token_type The type of token, which is a "Bearer" access token, which means the resource can give access to the bearer of this token.

Troubleshoot the virtual machine extension

Restart the virtual machine extension after a failure

On Windows and certain versions of Linux, if the extension stops, the following cmdlet may be used to manually restart it:

Set-AzVMExtension -Name <extension name>  -Type <extension Type>  -Location <location> -Publisher Microsoft.ManagedIdentity -VMName <vm name> -ResourceGroupName <resource group name> -ForceRerun <Any string different from any last value used>

Where:

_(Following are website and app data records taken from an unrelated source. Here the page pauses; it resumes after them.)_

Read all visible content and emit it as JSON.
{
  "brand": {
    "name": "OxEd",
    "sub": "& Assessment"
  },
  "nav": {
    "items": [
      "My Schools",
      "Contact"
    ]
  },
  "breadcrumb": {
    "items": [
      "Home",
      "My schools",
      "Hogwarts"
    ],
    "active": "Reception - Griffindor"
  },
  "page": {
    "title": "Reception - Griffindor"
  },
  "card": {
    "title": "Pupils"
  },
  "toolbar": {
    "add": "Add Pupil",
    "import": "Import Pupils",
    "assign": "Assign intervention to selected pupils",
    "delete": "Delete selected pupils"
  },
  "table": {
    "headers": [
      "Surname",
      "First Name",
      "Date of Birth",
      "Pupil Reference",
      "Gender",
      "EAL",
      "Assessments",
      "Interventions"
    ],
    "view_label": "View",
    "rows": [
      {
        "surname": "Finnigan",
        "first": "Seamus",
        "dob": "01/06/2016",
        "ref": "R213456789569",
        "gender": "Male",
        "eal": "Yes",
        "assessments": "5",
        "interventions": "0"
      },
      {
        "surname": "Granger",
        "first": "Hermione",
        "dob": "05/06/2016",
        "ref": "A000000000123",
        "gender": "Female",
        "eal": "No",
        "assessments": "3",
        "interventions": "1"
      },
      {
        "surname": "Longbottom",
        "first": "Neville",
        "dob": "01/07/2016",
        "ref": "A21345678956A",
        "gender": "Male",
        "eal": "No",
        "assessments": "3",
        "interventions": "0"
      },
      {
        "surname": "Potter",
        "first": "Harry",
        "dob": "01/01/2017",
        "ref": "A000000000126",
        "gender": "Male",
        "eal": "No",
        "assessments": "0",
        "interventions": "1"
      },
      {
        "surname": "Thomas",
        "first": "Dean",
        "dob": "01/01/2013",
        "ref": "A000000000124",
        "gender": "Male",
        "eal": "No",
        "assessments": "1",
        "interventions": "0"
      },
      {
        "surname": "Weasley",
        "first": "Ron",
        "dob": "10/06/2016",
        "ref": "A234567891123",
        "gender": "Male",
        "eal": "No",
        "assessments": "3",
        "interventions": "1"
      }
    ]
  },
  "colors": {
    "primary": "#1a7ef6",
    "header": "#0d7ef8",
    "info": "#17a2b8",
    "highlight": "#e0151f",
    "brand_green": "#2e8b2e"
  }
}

  • Extension name and type for Windows is: ManagedIdentityExtensionForWindows
  • Extension name and type for Linux is: ManagedIdentityExtensionForLinux

"Automation script" fails when attempting schema export for managed identities for Azure resources extension

When managed identities for Azure resources is enabled on a virtual machine, the following error is shown when attempting to use the “Automation script” feature for the virtual machine, or its resource group:

Managed identities for Azure resources automation script export error

The managed identities for Azure resources virtual machine extension does not currently support the ability to export its schema to a resource group template. As a result, the generated template does not show configuration parameters to enable managed identities for Azure resources on the resource. These sections can be added manually by following the examples in Configure managed identities for Azure resources on an Azure virtual machine using a templates.

When the schema export functionality becomes available for the managed identities for Azure resources virtual machine extension (planned for deprecation in January 2019), it will be listed in Exporting Resource Groups that contain VM extensions.

Limitations of the virtual machine extension

There are several major limitations to using the virtual machine extension.

  • The most serious limitation is the fact that the credentials used to request tokens are stored on the virtual machine. An attacker who successfully breaches the virtual machine can exfiltrate the credentials.
  • Furthermore, the virtual machine extension is still unsupported by several Linux distributions, with a huge development cost to modify, build and test the extension on each of those distributions. Currently, only the following Linux distributions are supported:
    • CoreOS Stable
    • CentOS 7.1
    • Red Hat 7.2
    • Ubuntu 15.04
    • Ubuntu 16.04
  • There is a performance impact to deploying virtual machines with managed identities, as the virtual machine extension also has to be provisioned.
  • Finally, the virtual machine extension can only support having 32 user-assigned managed identities per virtual machine.

Azure Instance Metadata Service

The Azure Instance Metadata Service (IMDS) is a REST endpoint that provides information about running virtual machine instances that can be used to manage and configure your virtual machines. The endpoint is available at a well-known non-routable IP address (169.254.169.254) that can be accessed only from within the virtual machine.

There are several advantages to using Azure IMDS to request tokens.

  1. The service is external to the virtual machine, therefore the credentials used by managed identities are no longer present on the virtual machine. Instead, they are hosted and secured on the host machine of the Azure virtual machine.
  2. All Windows and Linux operating systems supported on Azure IaaS can use managed identities.
  3. Deployment is faster and easier, since the VM extension no longer needs to be provisioned.
  4. With the IMDS endpoint, up to 1000 user-assigned managed identities can be assigned to a single virtual machine.
  5. There is no significant change to the requests using IMDS as opposed to those using the virtual machine extension, therefore it is fairly simple to port over existing deployments that currently use the virtual machine extension.

For these reasons, the Azure IMDS service will be the defacto way to request tokens, once the virtual machine extension is deprecated.

Next Steps